## Your task
Leave out the pictures, then return the records word for word.

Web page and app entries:
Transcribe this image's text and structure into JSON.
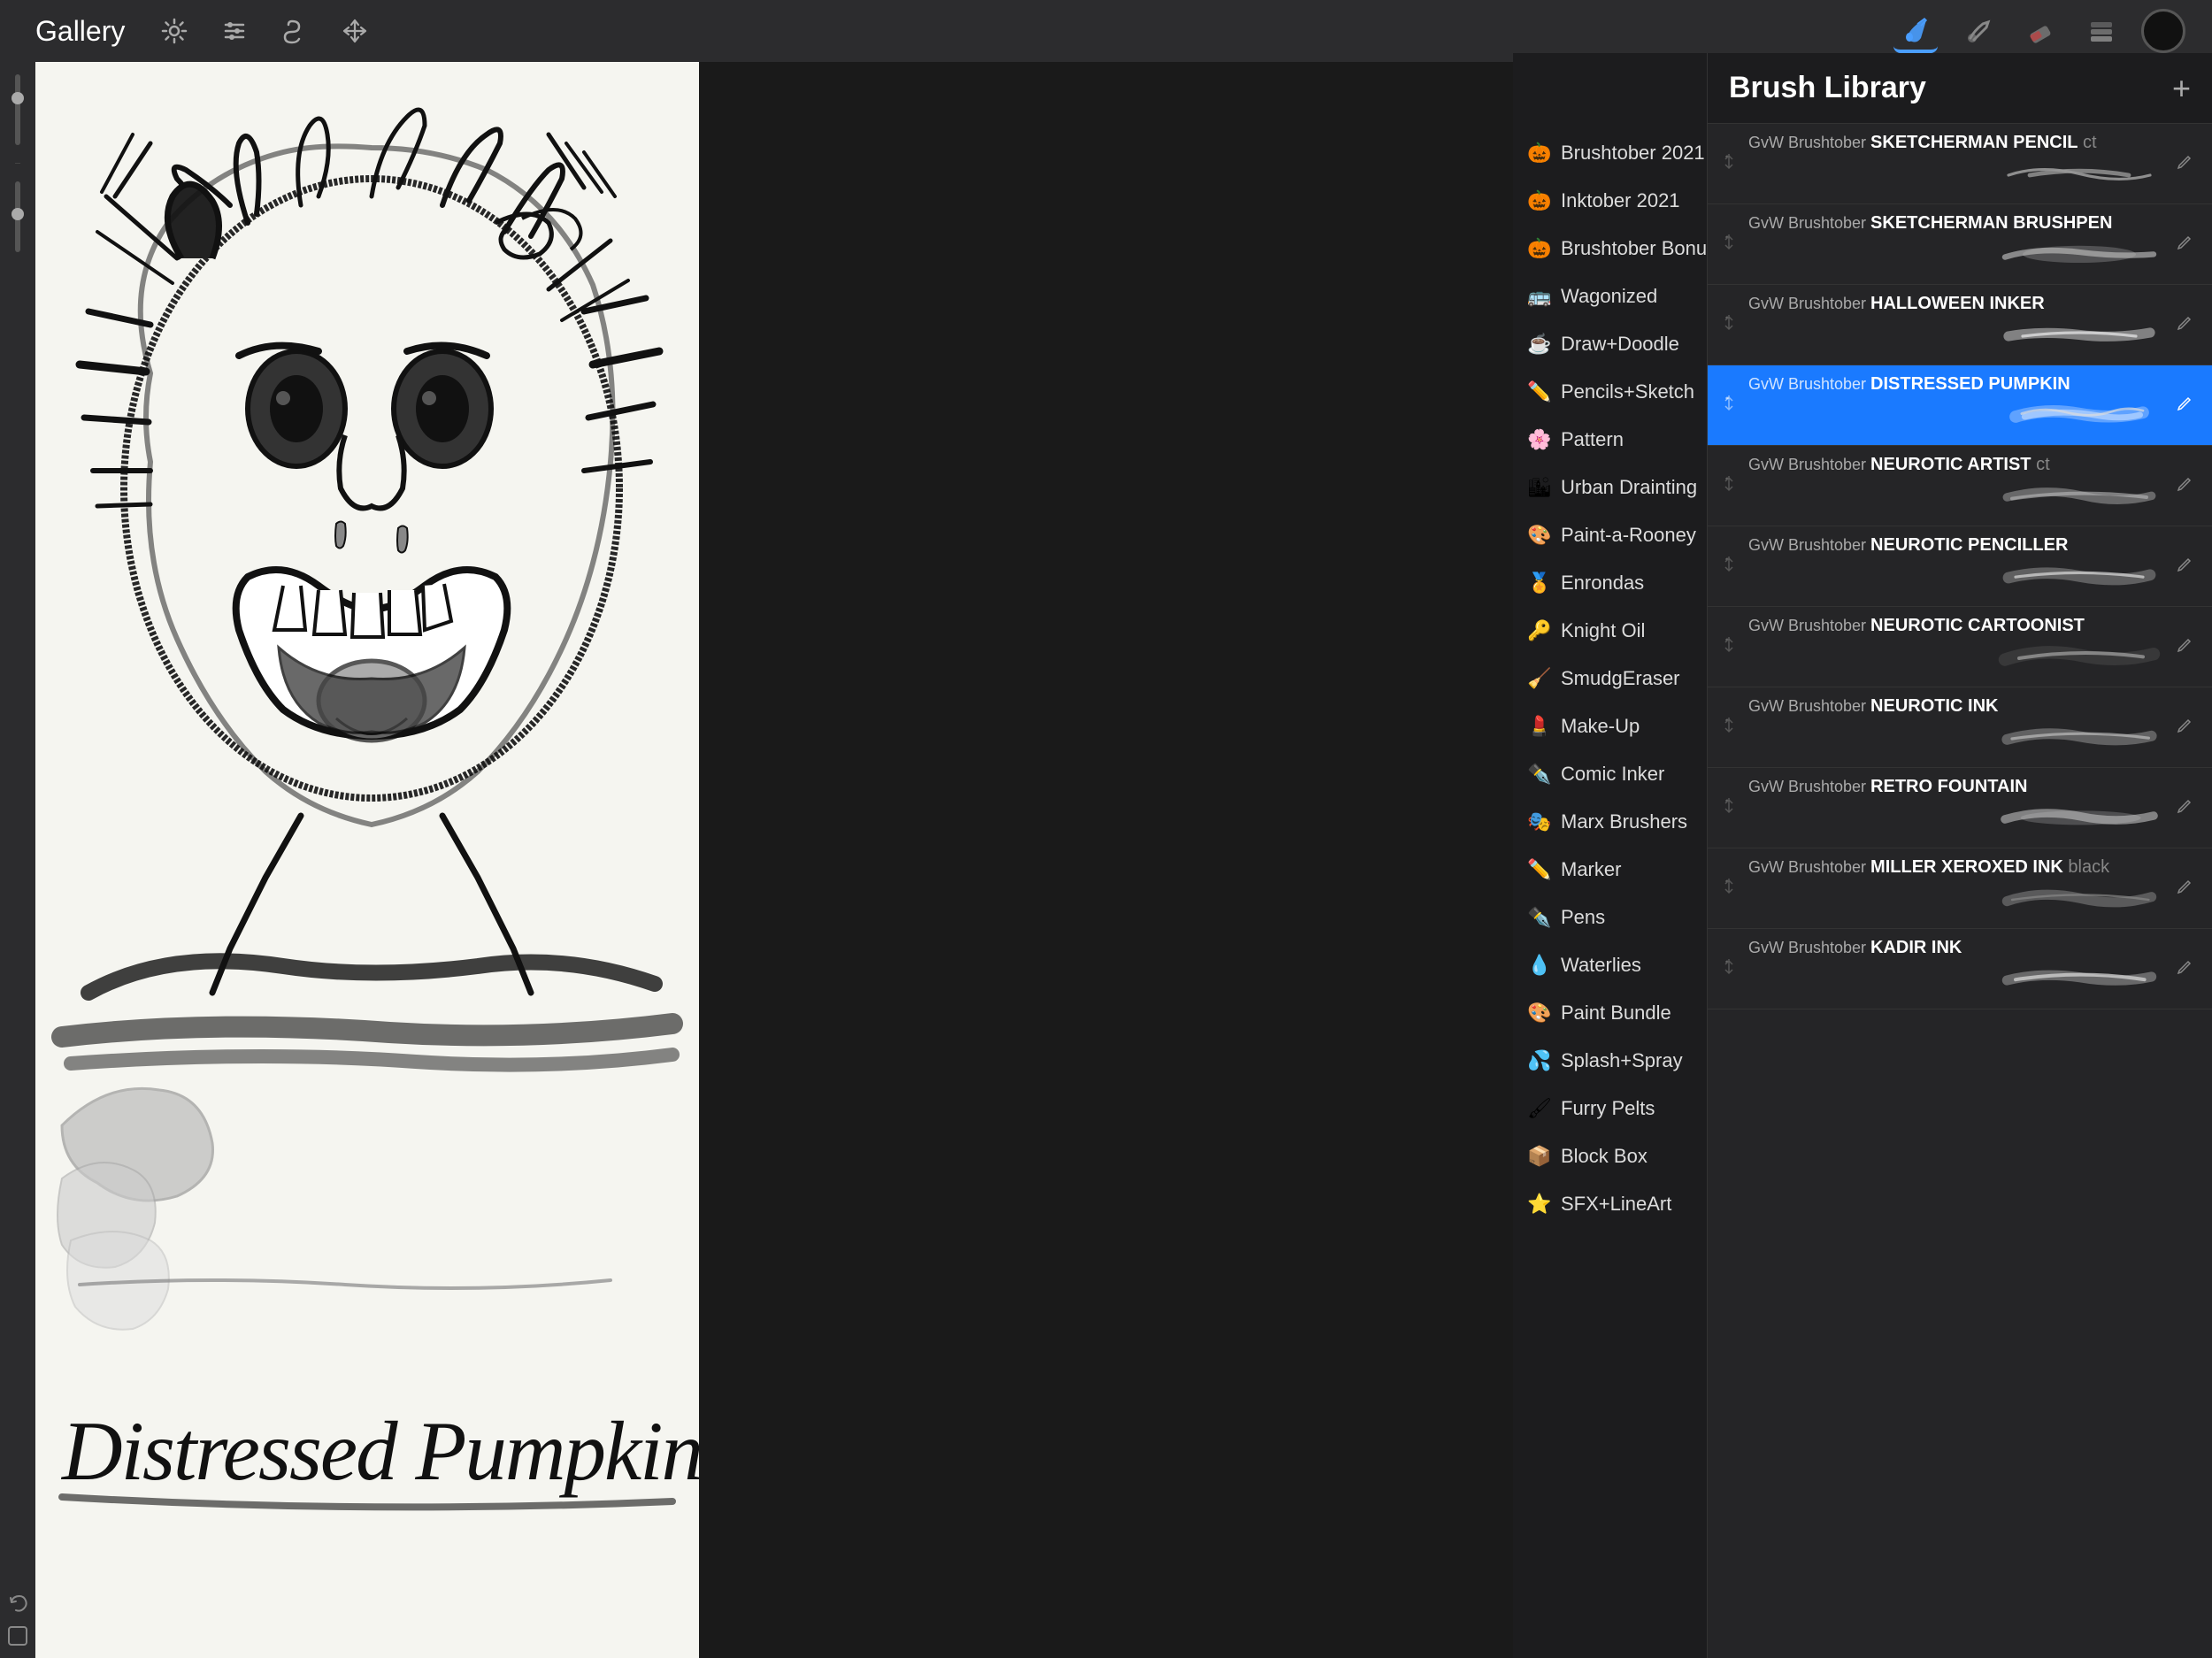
{
  "topBar": {
    "galleryLabel": "Gallery",
    "tools": [
      {
        "name": "settings",
        "icon": "⚙",
        "active": false
      },
      {
        "name": "adjust",
        "icon": "↺",
        "active": false
      },
      {
        "name": "smudge",
        "icon": "S",
        "active": false
      },
      {
        "name": "move",
        "icon": "↗",
        "active": false
      }
    ],
    "rightTools": [
      {
        "name": "brush",
        "icon": "brush",
        "active": true
      },
      {
        "name": "smudge-tool",
        "icon": "smudge",
        "active": false
      },
      {
        "name": "eraser",
        "icon": "eraser",
        "active": false
      },
      {
        "name": "layers",
        "icon": "layers",
        "active": false
      }
    ],
    "colorSwatch": "#111111"
  },
  "brushPanel": {
    "title": "Brush Library",
    "addButton": "+",
    "categories": [
      {
        "icon": "🎃",
        "label": "Brushtober 2021",
        "active": false
      },
      {
        "icon": "🎃",
        "label": "Inktober 2021",
        "active": false
      },
      {
        "icon": "🎃",
        "label": "Brushtober Bonus",
        "active": false
      },
      {
        "icon": "🚌",
        "label": "Wagonized",
        "active": false
      },
      {
        "icon": "☕",
        "label": "Draw+Doodle",
        "active": false
      },
      {
        "icon": "✏️",
        "label": "Pencils+Sketch",
        "active": false
      },
      {
        "icon": "🌸",
        "label": "Pattern",
        "active": false
      },
      {
        "icon": "🏙",
        "label": "Urban Drainting",
        "active": false
      },
      {
        "icon": "🎨",
        "label": "Paint-a-Rooney",
        "active": false
      },
      {
        "icon": "🏅",
        "label": "Enrondas",
        "active": false
      },
      {
        "icon": "🔑",
        "label": "Knight Oil",
        "active": false
      },
      {
        "icon": "🧹",
        "label": "SmudgEraser",
        "active": false
      },
      {
        "icon": "💄",
        "label": "Make-Up",
        "active": false
      },
      {
        "icon": "✒️",
        "label": "Comic Inker",
        "active": false
      },
      {
        "icon": "🎭",
        "label": "Marx Brushers",
        "active": false
      },
      {
        "icon": "✏️",
        "label": "Marker",
        "active": false
      },
      {
        "icon": "✒️",
        "label": "Pens",
        "active": false
      },
      {
        "icon": "💧",
        "label": "Waterlies",
        "active": false
      },
      {
        "icon": "🎨",
        "label": "Paint Bundle",
        "active": false
      },
      {
        "icon": "💦",
        "label": "Splash+Spray",
        "active": false
      },
      {
        "icon": "🖌",
        "label": "Furry Pelts",
        "active": false
      },
      {
        "icon": "📦",
        "label": "Block Box",
        "active": false
      },
      {
        "icon": "⭐",
        "label": "SFX+LineArt",
        "active": false
      }
    ],
    "brushes": [
      {
        "prefix": "GvW Brushtober",
        "name": "SKETCHERMAN PENCIL",
        "suffix": "ct",
        "selected": false,
        "hasEdit": true
      },
      {
        "prefix": "GvW Brushtober",
        "name": "SKETCHERMAN BRUSHPEN",
        "suffix": "",
        "selected": false,
        "hasEdit": true
      },
      {
        "prefix": "GvW Brushtober",
        "name": "HALLOWEEN INKER",
        "suffix": "",
        "selected": false,
        "hasEdit": true
      },
      {
        "prefix": "GvW Brushtober",
        "name": "DISTRESSED PUMPKIN",
        "suffix": "",
        "selected": true,
        "hasEdit": true
      },
      {
        "prefix": "GvW Brushtober",
        "name": "NEUROTIC ARTIST",
        "suffix": "ct",
        "selected": false,
        "hasEdit": true
      },
      {
        "prefix": "GvW Brushtober",
        "name": "NEUROTIC PENCILLER",
        "suffix": "",
        "selected": false,
        "hasEdit": true
      },
      {
        "prefix": "GvW Brushtober",
        "name": "NEUROTIC CARTOONIST",
        "suffix": "",
        "selected": false,
        "hasEdit": true
      },
      {
        "prefix": "GvW Brushtober",
        "name": "NEUROTIC INK",
        "suffix": "",
        "selected": false,
        "hasEdit": true
      },
      {
        "prefix": "GvW Brushtober",
        "name": "RETRO FOUNTAIN",
        "suffix": "",
        "selected": false,
        "hasEdit": true
      },
      {
        "prefix": "GvW Brushtober",
        "name": "MILLER XEROXED INK",
        "suffix": "black",
        "selected": false,
        "hasEdit": true
      },
      {
        "prefix": "GvW Brushtober",
        "name": "KADIR INK",
        "suffix": "",
        "selected": false,
        "hasEdit": true
      }
    ]
  },
  "canvas": {
    "title": "Distressed Pumpkin Brush"
  }
}
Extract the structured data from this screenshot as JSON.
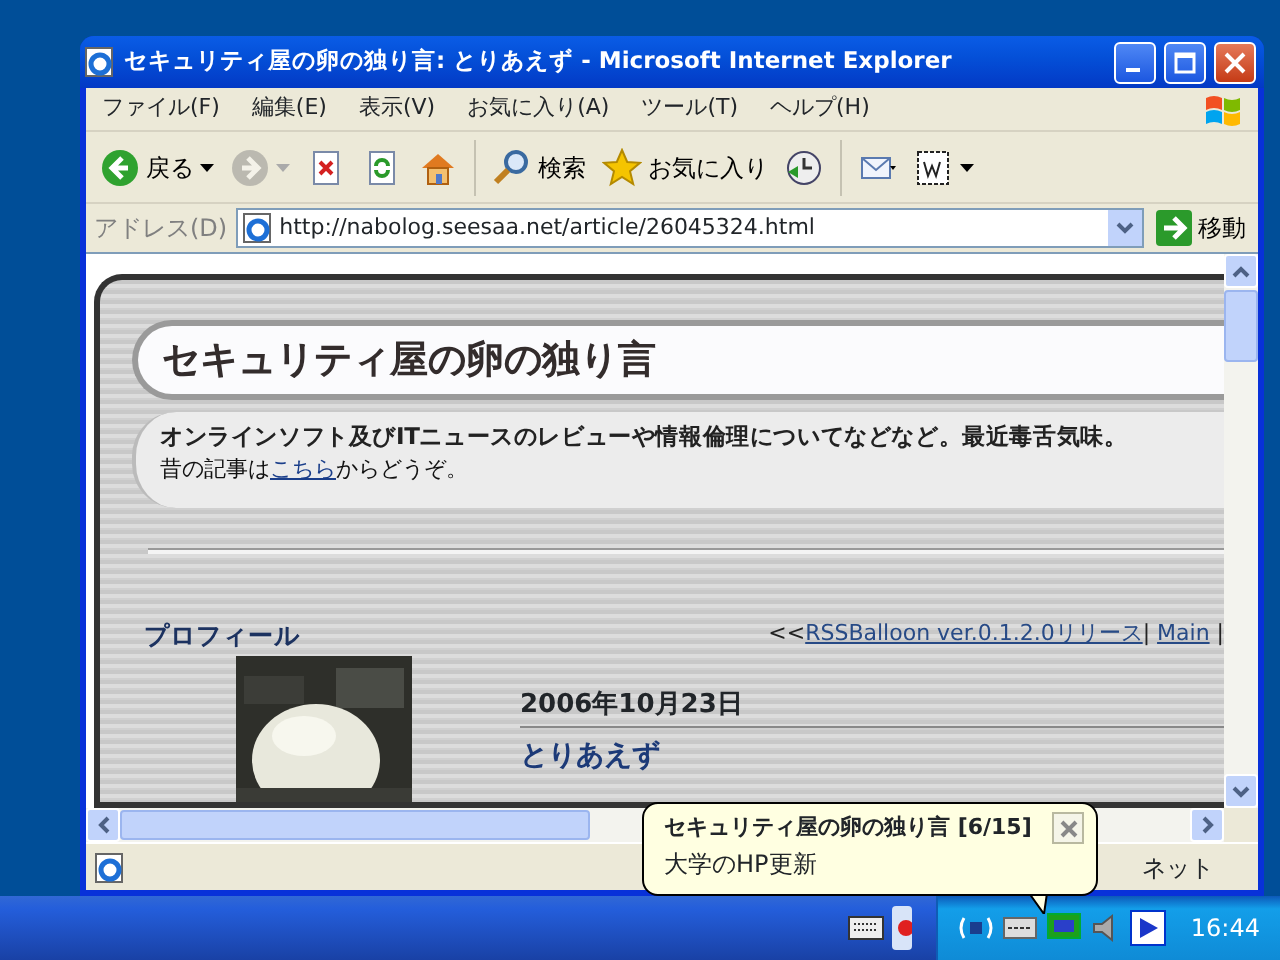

## Solution for this task
Transcribe this image's text and structure into JSON.
{
  "topBar": {
    "galleryLabel": "Gallery",
    "tools": [
      {
        "name": "settings",
        "icon": "⚙",
        "active": false
      },
      {
        "name": "adjust",
        "icon": "↺",
        "active": false
      },
      {
        "name": "smudge",
        "icon": "S",
        "active": false
      },
      {
        "name": "move",
        "icon": "↗",
        "active": false
      }
    ],
    "rightTools": [
      {
        "name": "brush",
        "icon": "brush",
        "active": true
      },
      {
        "name": "smudge-tool",
        "icon": "smudge",
        "active": false
      },
      {
        "name": "eraser",
        "icon": "eraser",
        "active": false
      },
      {
        "name": "layers",
        "icon": "layers",
        "active": false
      }
    ],
    "colorSwatch": "#111111"
  },
  "brushPanel": {
    "title": "Brush Library",
    "addButton": "+",
    "categories": [
      {
        "icon": "🎃",
        "label": "Brushtober 2021",
        "active": false
      },
      {
        "icon": "🎃",
        "label": "Inktober 2021",
        "active": false
      },
      {
        "icon": "🎃",
        "label": "Brushtober Bonus",
        "active": false
      },
      {
        "icon": "🚌",
        "label": "Wagonized",
        "active": false
      },
      {
        "icon": "☕",
        "label": "Draw+Doodle",
        "active": false
      },
      {
        "icon": "✏️",
        "label": "Pencils+Sketch",
        "active": false
      },
      {
        "icon": "🌸",
        "label": "Pattern",
        "active": false
      },
      {
        "icon": "🏙",
        "label": "Urban Drainting",
        "active": false
      },
      {
        "icon": "🎨",
        "label": "Paint-a-Rooney",
        "active": false
      },
      {
        "icon": "🏅",
        "label": "Enrondas",
        "active": false
      },
      {
        "icon": "🔑",
        "label": "Knight Oil",
        "active": false
      },
      {
        "icon": "🧹",
        "label": "SmudgEraser",
        "active": false
      },
      {
        "icon": "💄",
        "label": "Make-Up",
        "active": false
      },
      {
        "icon": "✒️",
        "label": "Comic Inker",
        "active": false
      },
      {
        "icon": "🎭",
        "label": "Marx Brushers",
        "active": false
      },
      {
        "icon": "✏️",
        "label": "Marker",
        "active": false
      },
      {
        "icon": "✒️",
        "label": "Pens",
        "active": false
      },
      {
        "icon": "💧",
        "label": "Waterlies",
        "active": false
      },
      {
        "icon": "🎨",
        "label": "Paint Bundle",
        "active": false
      },
      {
        "icon": "💦",
        "label": "Splash+Spray",
        "active": false
      },
      {
        "icon": "🖌",
        "label": "Furry Pelts",
        "active": false
      },
      {
        "icon": "📦",
        "label": "Block Box",
        "active": false
      },
      {
        "icon": "⭐",
        "label": "SFX+LineArt",
        "active": false
      }
    ],
    "brushes": [
      {
        "prefix": "GvW Brushtober",
        "name": "SKETCHERMAN PENCIL",
        "suffix": "ct",
        "selected": false,
        "hasEdit": true
      },
      {
        "prefix": "GvW Brushtober",
        "name": "SKETCHERMAN BRUSHPEN",
        "suffix": "",
        "selected": false,
        "hasEdit": true
      },
      {
        "prefix": "GvW Brushtober",
        "name": "HALLOWEEN INKER",
        "suffix": "",
        "selected": false,
        "hasEdit": true
      },
      {
        "prefix": "GvW Brushtober",
        "name": "DISTRESSED PUMPKIN",
        "suffix": "",
        "selected": true,
        "hasEdit": true
      },
      {
        "prefix": "GvW Brushtober",
        "name": "NEUROTIC ARTIST",
        "suffix": "ct",
        "selected": false,
        "hasEdit": true
      },
      {
        "prefix": "GvW Brushtober",
        "name": "NEUROTIC PENCILLER",
        "suffix": "",
        "selected": false,
        "hasEdit": true
      },
      {
        "prefix": "GvW Brushtober",
        "name": "NEUROTIC CARTOONIST",
        "suffix": "",
        "selected": false,
        "hasEdit": true
      },
      {
        "prefix": "GvW Brushtober",
        "name": "NEUROTIC INK",
        "suffix": "",
        "selected": false,
        "hasEdit": true
      },
      {
        "prefix": "GvW Brushtober",
        "name": "RETRO FOUNTAIN",
        "suffix": "",
        "selected": false,
        "hasEdit": true
      },
      {
        "prefix": "GvW Brushtober",
        "name": "MILLER XEROXED INK",
        "suffix": "black",
        "selected": false,
        "hasEdit": true
      },
      {
        "prefix": "GvW Brushtober",
        "name": "KADIR INK",
        "suffix": "",
        "selected": false,
        "hasEdit": true
      }
    ]
  },
  "canvas": {
    "title": "Distressed Pumpkin Brush"
  }
}
Extract the structured data from this screenshot as JSON.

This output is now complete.